- **Aim of the exercise**: Please restate each line of the data that follows word for word, skipping any image.

- **The data**:
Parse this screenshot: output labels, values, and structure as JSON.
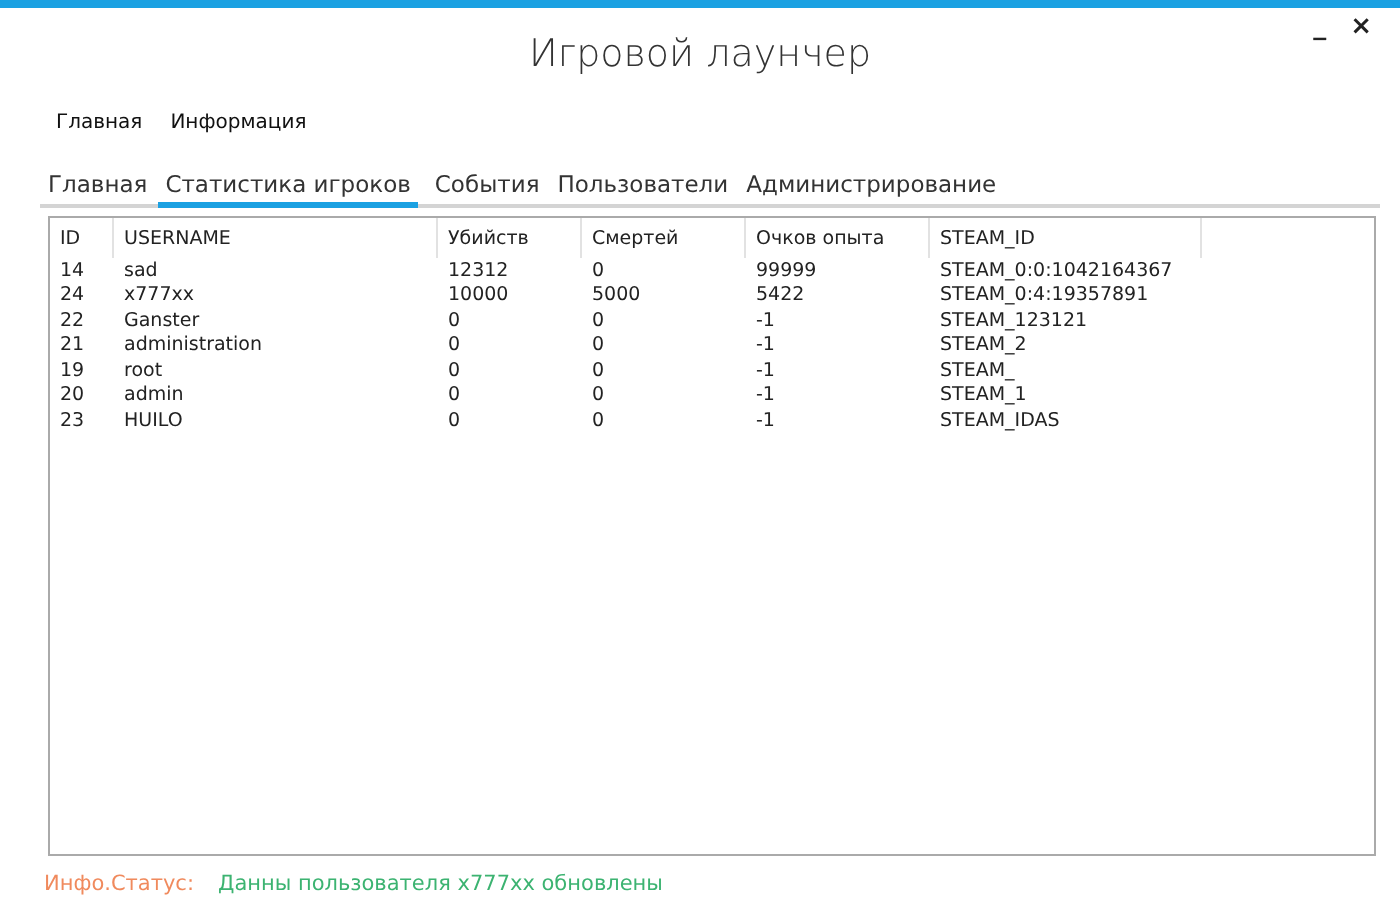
{
  "window": {
    "title": "Игровой лаунчер",
    "controls": [
      "_",
      "×"
    ]
  },
  "menu": [
    "Главная",
    "Информация"
  ],
  "tabs": [
    {
      "label": "Главная",
      "selected": false
    },
    {
      "label": "Статистика игроков",
      "selected": true
    },
    {
      "label": "События",
      "selected": false
    },
    {
      "label": "Пользователи",
      "selected": false
    },
    {
      "label": "Администрирование",
      "selected": false
    }
  ],
  "table": {
    "columns": [
      "ID",
      "USERNAME",
      "Убийств",
      "Смертей",
      "Очков опыта",
      "STEAM_ID"
    ],
    "rows": [
      [
        "14",
        "sad",
        "12312",
        "0",
        "99999",
        "STEAM_0:0:1042164367"
      ],
      [
        "24",
        "x777xx",
        "10000",
        "5000",
        "5422",
        "STEAM_0:4:19357891"
      ],
      [
        "22",
        "Ganster",
        "0",
        "0",
        "-1",
        "STEAM_123121"
      ],
      [
        "21",
        "administration",
        "0",
        "0",
        "-1",
        "STEAM_2"
      ],
      [
        "19",
        "root",
        "0",
        "0",
        "-1",
        "STEAM_"
      ],
      [
        "20",
        "admin",
        "0",
        "0",
        "-1",
        "STEAM_1"
      ],
      [
        "23",
        "HUILO",
        "0",
        "0",
        "-1",
        "STEAM_IDAS"
      ]
    ]
  },
  "status_bar": {
    "label": "Инфо.Статус:",
    "message": "Данны пользователя x777xx обновлены"
  }
}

- **Result below**:
Parse this screenshot: output labels, values, and structure as JSON.
{
  "window": {
    "title": "Игровой лаунчер",
    "controls": [
      "_",
      "×"
    ]
  },
  "menu": [
    "Главная",
    "Информация"
  ],
  "tabs": [
    {
      "label": "Главная",
      "selected": false
    },
    {
      "label": "Статистика игроков",
      "selected": true
    },
    {
      "label": "События",
      "selected": false
    },
    {
      "label": "Пользователи",
      "selected": false
    },
    {
      "label": "Администрирование",
      "selected": false
    }
  ],
  "table": {
    "columns": [
      "ID",
      "USERNAME",
      "Убийств",
      "Смертей",
      "Очков опыта",
      "STEAM_ID"
    ],
    "rows": [
      [
        "14",
        "sad",
        "12312",
        "0",
        "99999",
        "STEAM_0:0:1042164367"
      ],
      [
        "24",
        "x777xx",
        "10000",
        "5000",
        "5422",
        "STEAM_0:4:19357891"
      ],
      [
        "22",
        "Ganster",
        "0",
        "0",
        "-1",
        "STEAM_123121"
      ],
      [
        "21",
        "administration",
        "0",
        "0",
        "-1",
        "STEAM_2"
      ],
      [
        "19",
        "root",
        "0",
        "0",
        "-1",
        "STEAM_"
      ],
      [
        "20",
        "admin",
        "0",
        "0",
        "-1",
        "STEAM_1"
      ],
      [
        "23",
        "HUILO",
        "0",
        "0",
        "-1",
        "STEAM_IDAS"
      ]
    ]
  },
  "status_bar": {
    "label": "Инфо.Статус:",
    "message": "Данны пользователя x777xx обновлены"
  }
}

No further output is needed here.